Given the above results, the Comptroller recommends that homeowners who have NOT filed a grievance during the last two years should file to allow the County to take a second look in order to ensure that their homes are valued the same as those that have already filed their grievances. The best method to appeal is on the basis of comparing your assessment to your neighbors and on the condition of your home. 

 

To self-file a grievance simply go to https://www.nassaucountyny.gov/wps51/portal/AROW  by the dateline of May 1,2013.

Connect with Nassau County Comptroller Maragos Online: http://www.nassaucountyny.gov/agencies/Comptroller/index.html.

News

At a recent meeting of the Farmingdale Board of Education, school district superintendent John Lorentz discussed New York State’s proposal to invest $2 billion into districts statewide

through the Smart Schools Bond Act.

 

If approved by voters in the upcoming general elections, the act would allow the state to borrow $2 billion in the form of a capital bond to provide students with access to classroom

technology and high-speed internet connectivity, with the goal of equalizing opportunities for children to learn, adding classroom space, expanding pre-kindergarten programs, replacing classroom trailers with permanent instructional space and installing high-tech security features in schools. 

Over the weekend, thousands of Long Island residents flocked to the Village of Farmingdale for its 26th annual Columbus Day Weekend Fair and Fireman’s carnival. Running from Oct. 9

to 13, the five-day affair featured live music from Farmingdale’s own Electric Dudes and Long Island party band Superbad, a Fire Department barbecue, food vendors, a street fair, fireworks, carnival rides, games for kids of all ages and, of course, the Columbus Day parade. 


Sports

Last week, officials with the St. Kilian Saints baseball team inducted John Lombardi and Aaron Powell into their Hall of Fame. 

 

—Submitted by Farmingdale PAL and St. Kilian Baseball 


The 2014 Reilly Cup finals featured the two most successful OTHG teams over the last 9 years. Sal’s Place and Singleton’s have had 11 finals appearances and 7 championships between them during this period of time.

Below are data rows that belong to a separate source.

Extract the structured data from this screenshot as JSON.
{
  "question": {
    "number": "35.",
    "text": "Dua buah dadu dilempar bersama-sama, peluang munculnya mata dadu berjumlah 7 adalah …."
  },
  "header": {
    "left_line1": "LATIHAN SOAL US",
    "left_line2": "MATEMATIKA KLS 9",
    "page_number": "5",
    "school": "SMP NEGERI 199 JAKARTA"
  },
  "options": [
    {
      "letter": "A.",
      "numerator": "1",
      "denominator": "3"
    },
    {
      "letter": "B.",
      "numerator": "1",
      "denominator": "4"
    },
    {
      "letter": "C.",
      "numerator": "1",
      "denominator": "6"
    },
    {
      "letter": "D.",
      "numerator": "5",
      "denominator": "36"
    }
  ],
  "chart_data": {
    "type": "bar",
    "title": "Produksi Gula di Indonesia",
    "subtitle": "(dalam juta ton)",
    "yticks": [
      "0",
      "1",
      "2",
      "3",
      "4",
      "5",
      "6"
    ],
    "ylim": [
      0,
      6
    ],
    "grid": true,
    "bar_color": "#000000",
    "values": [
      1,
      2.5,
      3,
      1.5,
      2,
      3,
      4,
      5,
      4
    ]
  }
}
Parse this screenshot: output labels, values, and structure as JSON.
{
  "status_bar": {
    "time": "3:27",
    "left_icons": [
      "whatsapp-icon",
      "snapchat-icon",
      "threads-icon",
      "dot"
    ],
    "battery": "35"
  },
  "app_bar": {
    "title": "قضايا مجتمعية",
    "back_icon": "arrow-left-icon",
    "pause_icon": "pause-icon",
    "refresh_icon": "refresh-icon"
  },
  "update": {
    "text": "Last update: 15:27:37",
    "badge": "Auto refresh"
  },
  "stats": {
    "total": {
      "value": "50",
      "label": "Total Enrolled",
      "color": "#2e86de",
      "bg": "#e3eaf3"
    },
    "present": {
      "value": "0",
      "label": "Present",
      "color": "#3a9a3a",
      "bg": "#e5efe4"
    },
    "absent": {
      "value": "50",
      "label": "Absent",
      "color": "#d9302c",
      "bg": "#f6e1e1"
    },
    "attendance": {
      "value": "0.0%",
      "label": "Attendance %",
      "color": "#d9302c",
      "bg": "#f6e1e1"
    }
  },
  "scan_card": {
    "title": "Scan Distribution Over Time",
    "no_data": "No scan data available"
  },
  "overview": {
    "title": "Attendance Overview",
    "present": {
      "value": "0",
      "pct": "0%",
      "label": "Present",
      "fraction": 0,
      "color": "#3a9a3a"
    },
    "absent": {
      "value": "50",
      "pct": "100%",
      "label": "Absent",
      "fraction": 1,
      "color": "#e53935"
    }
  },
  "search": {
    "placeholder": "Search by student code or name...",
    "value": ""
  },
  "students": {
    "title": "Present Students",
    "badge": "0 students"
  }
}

They split 2 games during the regular season and Singleton’s became the winner’s bracket representative in the 2014 Cup by beating Sal’s deep in the tournament.

 

Sal’s took the first game 14-7. The game was close until the 8th inning when Sal’s broke it open with some timely hits and taking advantage of a Singleton’s miscue or two.  Sal’s held

Singleton’s to 7 runs with outstanding all-around defense, which was particularly impressive given that some of their significant contributors were visibly fighting through late-season injuries. 


Calendar

Homecoming - October 24

Autumn Fair - October 25

St. Kilian Blood Drive - October 26


Columns

1959: The Year The Music Stopped Playing
Written by Michael A. Miller, mmillercolumn@gmail.com

The Eccentric Heiress Of ‘Empty Mansions’
Written by Mike Barry, MFBarry@optonline.net

Yellow Margarine And A Pitch For The Ages
Written by Michael A. Miller, mmillercolumn@gmail.com